Last year, Rewilding Apennines, together with 23 other associations, called for more incisive action from the national, regional and local authorities in charge of the environment and judicial police, both for prevention and for intervention and investigation. Too often, in fact, these crimes go unpunished.

“Sentinel” griffons are a valuable aid in the fight against poison. Their constant monitoring has also been providential in averting potential massacres, as happened last June, when the Rewilding Apennines team came across a poisoned carcass near one of the most important griffon vulture breeding colonies, which the vultures were sure to consume shortly afterwards.

Let us remember that these extraordinary vultures perform a very important task in the ecosystem: that of scavengers. Their numerous colonies are able to consume large carcasses in just a few hours, favouring the nutrient cycle and slowing down, or even blocking, the spread of certain infectious diseases that are potentially harmful to animals, including farm animals, and humans. Without their help we would all be living in a less healthy environment.

Vulture GPS and carcasses monitoring among the field activities organised by Rewilding Apennines and taking place on October 2023 in the Central Apennines in presence of vulture officer, Nicolò Borgianni. Massa d'Albe, Abruzzo, Italy
Carcass of stag completely consumed by griffon vultures, benefiting the nutrient cycle and preventing the spread of infectious diseases.
Bruno D'Amicis

The “Let’s not poison ourselves” communication campaign

We ask ourselves: is it fair that griffon vultures continue to pay dearly for our inefficiency in dealing with these crimes against biodiversity and the community?
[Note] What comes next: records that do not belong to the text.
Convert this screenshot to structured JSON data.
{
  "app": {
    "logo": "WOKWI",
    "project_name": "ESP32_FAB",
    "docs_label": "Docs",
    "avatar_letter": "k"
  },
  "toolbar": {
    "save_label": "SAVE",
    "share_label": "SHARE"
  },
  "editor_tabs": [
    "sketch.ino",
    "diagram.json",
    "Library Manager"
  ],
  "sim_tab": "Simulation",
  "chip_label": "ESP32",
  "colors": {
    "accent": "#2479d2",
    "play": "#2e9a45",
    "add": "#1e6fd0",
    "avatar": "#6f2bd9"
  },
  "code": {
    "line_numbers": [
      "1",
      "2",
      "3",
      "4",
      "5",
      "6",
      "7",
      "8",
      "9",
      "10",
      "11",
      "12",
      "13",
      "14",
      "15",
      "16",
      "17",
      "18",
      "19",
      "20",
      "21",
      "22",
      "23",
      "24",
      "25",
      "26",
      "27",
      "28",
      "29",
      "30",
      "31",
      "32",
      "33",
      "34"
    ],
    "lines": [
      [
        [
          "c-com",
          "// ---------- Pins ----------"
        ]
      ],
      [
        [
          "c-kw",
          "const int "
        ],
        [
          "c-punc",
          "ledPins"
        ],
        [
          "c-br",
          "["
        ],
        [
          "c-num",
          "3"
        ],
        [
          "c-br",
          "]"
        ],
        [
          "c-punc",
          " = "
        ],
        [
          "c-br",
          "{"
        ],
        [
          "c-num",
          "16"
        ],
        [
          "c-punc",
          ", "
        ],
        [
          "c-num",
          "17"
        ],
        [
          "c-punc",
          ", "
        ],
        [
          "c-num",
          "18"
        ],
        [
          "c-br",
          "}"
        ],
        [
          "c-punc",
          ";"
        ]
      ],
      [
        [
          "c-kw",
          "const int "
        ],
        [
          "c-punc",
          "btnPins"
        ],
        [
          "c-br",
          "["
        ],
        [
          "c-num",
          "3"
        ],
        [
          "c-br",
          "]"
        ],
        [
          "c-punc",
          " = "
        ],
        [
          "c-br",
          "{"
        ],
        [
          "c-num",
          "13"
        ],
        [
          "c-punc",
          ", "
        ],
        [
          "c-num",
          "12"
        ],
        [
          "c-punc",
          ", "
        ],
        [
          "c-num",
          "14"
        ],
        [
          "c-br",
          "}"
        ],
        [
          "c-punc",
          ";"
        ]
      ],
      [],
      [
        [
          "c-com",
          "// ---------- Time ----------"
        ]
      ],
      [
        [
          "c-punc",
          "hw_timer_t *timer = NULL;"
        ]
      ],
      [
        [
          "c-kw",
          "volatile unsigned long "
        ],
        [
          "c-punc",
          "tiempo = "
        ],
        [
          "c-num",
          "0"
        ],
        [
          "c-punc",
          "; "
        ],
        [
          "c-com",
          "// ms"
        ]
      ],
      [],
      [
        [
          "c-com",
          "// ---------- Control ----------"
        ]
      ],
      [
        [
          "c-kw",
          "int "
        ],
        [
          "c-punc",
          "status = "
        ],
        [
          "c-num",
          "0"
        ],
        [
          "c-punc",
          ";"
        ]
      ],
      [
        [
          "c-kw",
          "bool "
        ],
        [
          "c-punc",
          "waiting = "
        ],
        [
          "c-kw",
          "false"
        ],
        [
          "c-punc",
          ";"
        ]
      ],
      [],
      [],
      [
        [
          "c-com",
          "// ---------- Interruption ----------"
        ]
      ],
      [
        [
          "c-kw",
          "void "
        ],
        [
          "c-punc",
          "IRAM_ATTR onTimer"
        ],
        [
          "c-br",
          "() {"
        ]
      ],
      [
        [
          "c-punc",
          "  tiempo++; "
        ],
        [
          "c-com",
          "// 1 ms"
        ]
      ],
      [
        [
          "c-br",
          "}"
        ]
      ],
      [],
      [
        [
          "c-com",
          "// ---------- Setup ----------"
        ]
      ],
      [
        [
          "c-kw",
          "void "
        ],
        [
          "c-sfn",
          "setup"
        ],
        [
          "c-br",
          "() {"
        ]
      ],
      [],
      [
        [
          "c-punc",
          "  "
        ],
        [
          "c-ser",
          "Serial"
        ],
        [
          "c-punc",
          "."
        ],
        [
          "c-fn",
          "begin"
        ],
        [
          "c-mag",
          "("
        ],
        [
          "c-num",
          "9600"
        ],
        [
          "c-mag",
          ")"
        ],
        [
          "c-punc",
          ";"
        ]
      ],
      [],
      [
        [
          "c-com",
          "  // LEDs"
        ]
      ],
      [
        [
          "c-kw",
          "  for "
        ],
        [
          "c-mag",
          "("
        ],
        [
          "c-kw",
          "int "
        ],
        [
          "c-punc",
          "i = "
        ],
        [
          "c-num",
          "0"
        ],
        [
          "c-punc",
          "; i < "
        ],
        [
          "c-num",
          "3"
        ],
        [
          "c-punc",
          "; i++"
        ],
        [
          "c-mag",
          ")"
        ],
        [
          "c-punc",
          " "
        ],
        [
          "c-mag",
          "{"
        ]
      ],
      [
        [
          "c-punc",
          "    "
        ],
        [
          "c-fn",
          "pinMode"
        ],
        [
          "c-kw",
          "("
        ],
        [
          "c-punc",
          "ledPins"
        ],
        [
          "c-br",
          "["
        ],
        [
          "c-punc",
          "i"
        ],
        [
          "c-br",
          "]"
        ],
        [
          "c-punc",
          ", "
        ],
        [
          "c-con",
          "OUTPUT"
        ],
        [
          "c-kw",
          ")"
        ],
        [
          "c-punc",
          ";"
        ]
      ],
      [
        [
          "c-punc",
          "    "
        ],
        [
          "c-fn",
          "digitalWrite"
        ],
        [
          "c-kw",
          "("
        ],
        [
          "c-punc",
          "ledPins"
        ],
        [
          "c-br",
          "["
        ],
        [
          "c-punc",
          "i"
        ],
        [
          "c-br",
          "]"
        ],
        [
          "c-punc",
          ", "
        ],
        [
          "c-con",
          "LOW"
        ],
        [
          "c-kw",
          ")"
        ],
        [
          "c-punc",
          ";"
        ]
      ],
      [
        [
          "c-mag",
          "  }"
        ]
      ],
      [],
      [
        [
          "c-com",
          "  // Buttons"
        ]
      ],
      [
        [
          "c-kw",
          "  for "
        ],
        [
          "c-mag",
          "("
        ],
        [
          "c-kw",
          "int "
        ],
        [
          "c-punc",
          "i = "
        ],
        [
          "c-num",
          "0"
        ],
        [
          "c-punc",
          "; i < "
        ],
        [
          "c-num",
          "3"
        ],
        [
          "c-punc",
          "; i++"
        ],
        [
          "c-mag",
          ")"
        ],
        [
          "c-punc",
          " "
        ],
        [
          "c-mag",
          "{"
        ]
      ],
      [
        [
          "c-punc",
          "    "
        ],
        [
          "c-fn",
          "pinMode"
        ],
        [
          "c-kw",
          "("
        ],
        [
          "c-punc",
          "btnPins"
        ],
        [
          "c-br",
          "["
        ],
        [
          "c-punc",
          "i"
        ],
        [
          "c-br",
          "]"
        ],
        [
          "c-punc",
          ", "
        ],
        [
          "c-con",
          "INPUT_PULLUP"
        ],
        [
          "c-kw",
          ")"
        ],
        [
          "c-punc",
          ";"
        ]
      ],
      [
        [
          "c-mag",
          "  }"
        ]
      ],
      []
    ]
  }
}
Rewilding Apennines wants to do its part in the face of this serious recurring problem. That is why, in the light of the first detected case of suspected poisoning in 2024, we are launching a communication campaign entitled #LetsNotPoisonOurSelves. The aim is to raise awareness among a wide public about this practice that still shows no sign of abating, especially in certain socio-economic contexts. The chosen title has multiple meanings: let’s not poison our territory, our health and the integrity of the natural resources we rely on, let’s not create antagonism between stakeholders, but promote dialogue and the multiple benefits of nature conservation, let’s avoid defaming our landscape and the communities that inhabit it, on the contrary, let’s commit ourselves to promoting its beauty and richness.

If you share our goals, join the #LetsNotPoisonOurselves campaign and spread these messages, because only together can we bring about cultural change.

In May 2023, Rewilding Apennines discovered a very serious poisoning incident in Cocullo. Let us all do our part to ensure that these environmental crimes are never committed again. #LetsNotPoisonOurselves
Dara Brodey